The tensions between protesters against teaching the LGBTQ course at Birmingham’s Anderton Park Primary, the school’s administration, as well as the authorities, peaked on 20 May when anti-hate activists were attacked and the school’s head teacher received threats.
As The Sun reported, MP for Birmingham Yardley Jess Phillips confronted one of the organisers of the protests, Shakeel Afsar, claiming that parents had kept 600 children away from lessons over the equality teaching controversy. Talking to Afsar, who is spearheading the campaign despite having no children at the school in question, she insisted that his supporters could not "pick and choose" which equality they want. The woman also accused them of smearing "the reputation of a peaceful" Muslim community in the city.
Thank you @jessphillips for speaking so passionately and standing up for the #LGBTQ+ community. You can’t pick and choose which equalities you accept, it doesn’t work like that. Spot on. pic.twitter.com/87phPKvZk8— Tom Knight (@TJ_Knight) May 20, 2019
The lawmaker has urged that an exclusion area be introduced "to protect the 700 children" while the local authorities are looking into ways to counter protesters using the Public Spaces Protection Order (PSPO) to secure the pupils’ rights to attend school.
"It's one thing for parents to ask questions about elements of a school curriculum, it's quite another for others to pounce on the situation as an excuse to peddle hatred and misinformation”, head of the Birmingham City Council Ian Ward said to the BBC.
Police came to the site on Monday after the recent flare-up over the LGBTQ course. According to Birmingham Live, officers were earlier alerted after the supporters of the school’s stance were reportedly attacked by unknown individuals, who threw eggs at activists with pro-LGBTQ placards and banners.
The police are said to be investigating several cases of assault and criminal damage. Additionally, a probe has been launched into the reported threats to head teacher Sarah Hewitt-Clarkson, who lambasted the mainly Muslim protests as “very loud”, “aggressive”, and “tiresome", the BBC reported.
The protests at Anderton Park Primary, spearheaded by Shakeel Afsar, have been going on for seven weeks. According to Sky News, flyers have been spread among the local community calling people to join the campaign against “brainwashing" children that "it's okay to be gay".

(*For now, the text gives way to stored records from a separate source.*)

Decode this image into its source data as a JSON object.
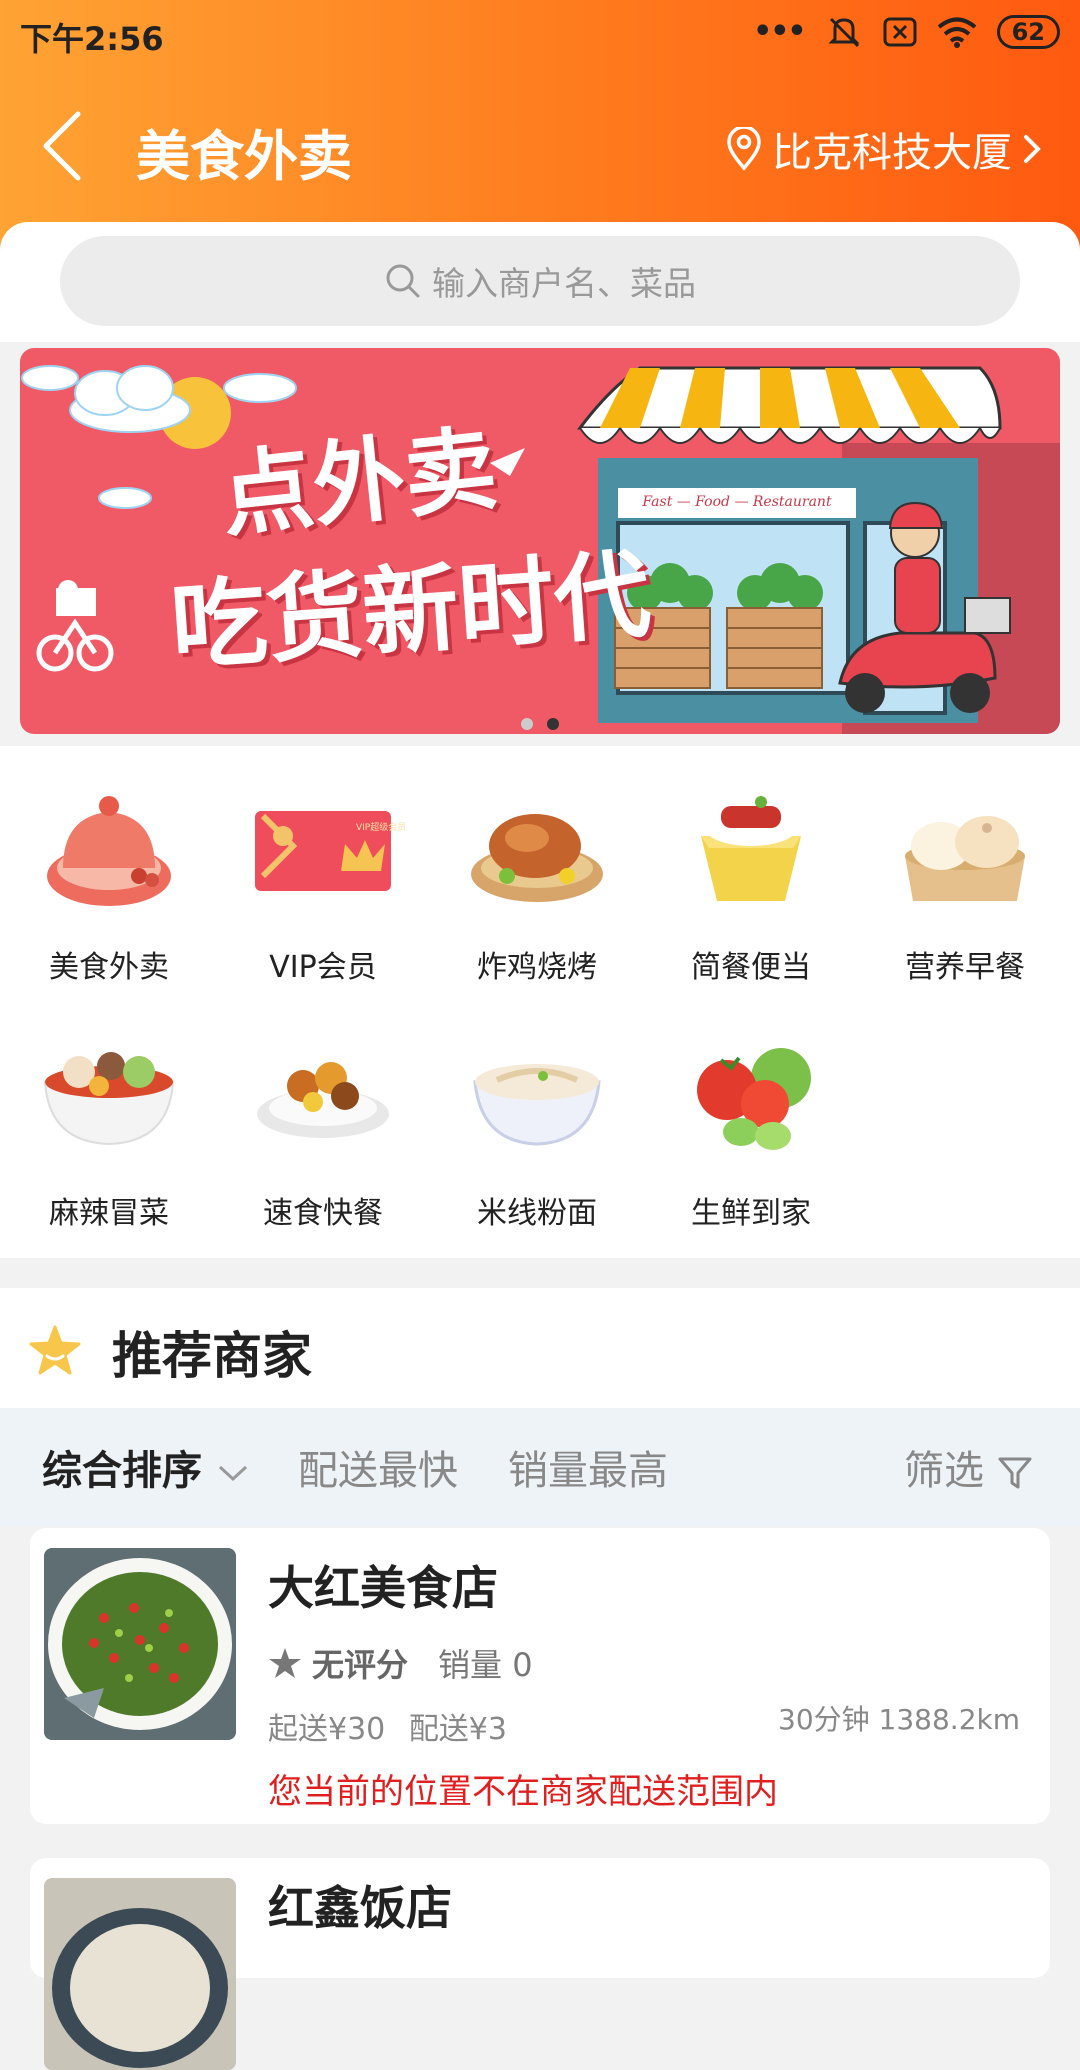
{
  "status": {
    "time": "下午2:56",
    "battery": "62"
  },
  "nav": {
    "title": "美食外卖",
    "location": "比克科技大厦"
  },
  "search": {
    "placeholder": "输入商户名、菜品"
  },
  "banner": {
    "line1": "点外卖",
    "line2": "吃货新时代",
    "sign": "Fast — Food — Restaurant",
    "page_count": 2,
    "active_page": 2
  },
  "categories": [
    {
      "label": "美食外卖",
      "icon": "food-cover-icon"
    },
    {
      "label": "VIP会员",
      "icon": "vip-card-icon",
      "card_text": "VIP超级会员"
    },
    {
      "label": "炸鸡烧烤",
      "icon": "roast-chicken-icon"
    },
    {
      "label": "简餐便当",
      "icon": "bento-box-icon"
    },
    {
      "label": "营养早餐",
      "icon": "steamed-bun-icon"
    },
    {
      "label": "麻辣冒菜",
      "icon": "spicy-bowl-icon"
    },
    {
      "label": "速食快餐",
      "icon": "rice-plate-icon"
    },
    {
      "label": "米线粉面",
      "icon": "noodle-bowl-icon"
    },
    {
      "label": "生鲜到家",
      "icon": "vegetables-icon"
    }
  ],
  "recommend": {
    "title": "推荐商家"
  },
  "sort": {
    "comprehensive": "综合排序",
    "fastest": "配送最快",
    "top_sales": "销量最高",
    "filter": "筛选"
  },
  "shops": [
    {
      "name": "大红美食店",
      "rating": "无评分",
      "sales": "销量 0",
      "min_order": "起送¥30",
      "delivery_fee": "配送¥3",
      "time_distance": "30分钟 1388.2km",
      "warning": "您当前的位置不在商家配送范围内"
    },
    {
      "name": "红鑫饭店"
    }
  ],
  "colors": {
    "header_start": "#ffa334",
    "header_end": "#ff5a10",
    "banner_bg": "#ef5a66",
    "warning": "#e02020",
    "star": "#f8c64a"
  }
}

Anti LGBT protest: Amir Ahmed leading a protest outside Anderton Park Primary. He is not a parent here. Other people here (who aren’t parents) have told me homosexuality is “disgusting”. A parent here from West Yorkshire tells me he’s starting a national campaign. pic.twitter.com/Gzy6wn3wWH— Becky Johnson (@BeckyJohnsonSky) May 17, 2019
One of the campaigners, Abdullah Bahm has reportedly branded the unrest in Birmingham a "pilot project" for a nationwide campaign.
"This is going to go national, parents are going to complain like this and schools had better get ready for it. They either throw the programme out or parents will withdraw their children odd days to make protests like they're doing here”, he said as cited by the British broadcaster.
Apart from Anderton Park Primary, the introduction of lessons on LGBT lifestyles has resulted in similar opposition at Birmingham’s Parkfield Community School. The Alum Rock Community Forum has been accused by some of "undermining parental rights and aggressively promoting homosexuality”.
Relationships Education, Relationships and Sex Education (RSE) and Health Education that prompted adverse reactions from parents across the UK was recently proposed by the Department for Education to "teach relationships education at primary school, relationships and sex education at secondary school, and health education at all state-funded schools”. The RSE’s new guidance, accounting for lessons on LGBT+ families and how to treat LGBT+ people, aims to come into force in September 2019.